◆ **Data shown**
• • • •

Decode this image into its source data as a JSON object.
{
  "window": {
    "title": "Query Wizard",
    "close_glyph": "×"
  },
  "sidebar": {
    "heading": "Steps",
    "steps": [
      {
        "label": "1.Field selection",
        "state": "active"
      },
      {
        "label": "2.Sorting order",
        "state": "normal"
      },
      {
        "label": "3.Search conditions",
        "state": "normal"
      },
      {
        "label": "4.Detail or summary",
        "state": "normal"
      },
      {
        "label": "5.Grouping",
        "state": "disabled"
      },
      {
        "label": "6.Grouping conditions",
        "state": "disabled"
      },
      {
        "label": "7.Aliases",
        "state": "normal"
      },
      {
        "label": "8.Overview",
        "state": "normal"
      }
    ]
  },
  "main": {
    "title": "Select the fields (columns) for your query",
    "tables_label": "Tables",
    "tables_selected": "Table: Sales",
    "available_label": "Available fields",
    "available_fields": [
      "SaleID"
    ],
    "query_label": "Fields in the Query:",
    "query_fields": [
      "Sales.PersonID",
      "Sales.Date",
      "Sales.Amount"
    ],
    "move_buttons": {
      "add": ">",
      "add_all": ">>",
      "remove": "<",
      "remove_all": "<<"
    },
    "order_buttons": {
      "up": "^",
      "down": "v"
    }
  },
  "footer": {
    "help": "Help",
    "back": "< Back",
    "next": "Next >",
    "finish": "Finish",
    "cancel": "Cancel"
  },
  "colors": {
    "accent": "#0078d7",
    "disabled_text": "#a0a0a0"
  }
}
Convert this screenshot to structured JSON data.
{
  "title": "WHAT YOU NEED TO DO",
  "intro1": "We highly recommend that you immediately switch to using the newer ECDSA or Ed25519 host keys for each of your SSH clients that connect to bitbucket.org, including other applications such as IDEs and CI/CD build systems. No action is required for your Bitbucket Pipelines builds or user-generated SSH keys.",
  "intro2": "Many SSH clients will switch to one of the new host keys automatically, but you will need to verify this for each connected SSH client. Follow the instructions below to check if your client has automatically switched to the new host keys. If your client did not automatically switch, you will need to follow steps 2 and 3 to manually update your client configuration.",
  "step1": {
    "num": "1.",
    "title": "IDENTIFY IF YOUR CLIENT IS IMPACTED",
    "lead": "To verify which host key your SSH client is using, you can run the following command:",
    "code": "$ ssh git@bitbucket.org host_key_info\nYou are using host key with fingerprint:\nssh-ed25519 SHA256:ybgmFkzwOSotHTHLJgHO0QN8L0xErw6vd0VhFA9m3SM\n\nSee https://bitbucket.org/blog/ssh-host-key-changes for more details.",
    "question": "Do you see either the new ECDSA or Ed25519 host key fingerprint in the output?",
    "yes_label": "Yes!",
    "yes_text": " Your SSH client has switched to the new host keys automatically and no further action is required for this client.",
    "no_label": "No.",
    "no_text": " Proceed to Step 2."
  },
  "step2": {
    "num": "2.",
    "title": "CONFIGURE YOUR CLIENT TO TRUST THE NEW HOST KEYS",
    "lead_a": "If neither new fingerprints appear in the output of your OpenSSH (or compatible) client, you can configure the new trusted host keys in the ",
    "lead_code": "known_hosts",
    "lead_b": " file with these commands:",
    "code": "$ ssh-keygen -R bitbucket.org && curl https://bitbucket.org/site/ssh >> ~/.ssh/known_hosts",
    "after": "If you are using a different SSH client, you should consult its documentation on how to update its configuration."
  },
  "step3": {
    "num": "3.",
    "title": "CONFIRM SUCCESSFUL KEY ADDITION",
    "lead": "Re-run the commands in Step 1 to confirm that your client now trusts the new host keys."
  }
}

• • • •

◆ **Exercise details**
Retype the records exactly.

◆ **Task result**
Decode this image into its source data as a JSON object.
{
  "window": {
    "title": "Query Wizard",
    "close_glyph": "×"
  },
  "sidebar": {
    "heading": "Steps",
    "steps": [
      {
        "label": "1.Field selection",
        "state": "active"
      },
      {
        "label": "2.Sorting order",
        "state": "normal"
      },
      {
        "label": "3.Search conditions",
        "state": "normal"
      },
      {
        "label": "4.Detail or summary",
        "state": "normal"
      },
      {
        "label": "5.Grouping",
        "state": "disabled"
      },
      {
        "label": "6.Grouping conditions",
        "state": "disabled"
      },
      {
        "label": "7.Aliases",
        "state": "normal"
      },
      {
        "label": "8.Overview",
        "state": "normal"
      }
    ]
  },
  "main": {
    "title": "Select the fields (columns) for your query",
    "tables_label": "Tables",
    "tables_selected": "Table: Sales",
    "available_label": "Available fields",
    "available_fields": [
      "SaleID"
    ],
    "query_label": "Fields in the Query:",
    "query_fields": [
      "Sales.PersonID",
      "Sales.Date",
      "Sales.Amount"
    ],
    "move_buttons": {
      "add": ">",
      "add_all": ">>",
      "remove": "<",
      "remove_all": "<<"
    },
    "order_buttons": {
      "up": "^",
      "down": "v"
    }
  },
  "footer": {
    "help": "Help",
    "back": "< Back",
    "next": "Next >",
    "finish": "Finish",
    "cancel": "Cancel"
  },
  "colors": {
    "accent": "#0078d7",
    "disabled_text": "#a0a0a0"
  }
}
Convert this screenshot to structured JSON data.
{
  "title": "WHAT YOU NEED TO DO",
  "intro1": "We highly recommend that you immediately switch to using the newer ECDSA or Ed25519 host keys for each of your SSH clients that connect to bitbucket.org, including other applications such as IDEs and CI/CD build systems. No action is required for your Bitbucket Pipelines builds or user-generated SSH keys.",
  "intro2": "Many SSH clients will switch to one of the new host keys automatically, but you will need to verify this for each connected SSH client. Follow the instructions below to check if your client has automatically switched to the new host keys. If your client did not automatically switch, you will need to follow steps 2 and 3 to manually update your client configuration.",
  "step1": {
    "num": "1.",
    "title": "IDENTIFY IF YOUR CLIENT IS IMPACTED",
    "lead": "To verify which host key your SSH client is using, you can run the following command:",
    "code": "$ ssh git@bitbucket.org host_key_info\nYou are using host key with fingerprint:\nssh-ed25519 SHA256:ybgmFkzwOSotHTHLJgHO0QN8L0xErw6vd0VhFA9m3SM\n\nSee https://bitbucket.org/blog/ssh-host-key-changes for more details.",
    "question": "Do you see either the new ECDSA or Ed25519 host key fingerprint in the output?",
    "yes_label": "Yes!",
    "yes_text": " Your SSH client has switched to the new host keys automatically and no further action is required for this client.",
    "no_label": "No.",
    "no_text": " Proceed to Step 2."
  },
  "step2": {
    "num": "2.",
    "title": "CONFIGURE YOUR CLIENT TO TRUST THE NEW HOST KEYS",
    "lead_a": "If neither new fingerprints appear in the output of your OpenSSH (or compatible) client, you can configure the new trusted host keys in the ",
    "lead_code": "known_hosts",
    "lead_b": " file with these commands:",
    "code": "$ ssh-keygen -R bitbucket.org && curl https://bitbucket.org/site/ssh >> ~/.ssh/known_hosts",
    "after": "If you are using a different SSH client, you should consult its documentation on how to update its configuration."
  },
  "step3": {
    "num": "3.",
    "title": "CONFIRM SUCCESSFUL KEY ADDITION",
    "lead": "Re-run the commands in Step 1 to confirm that your client now trusts the new host keys."
  }
}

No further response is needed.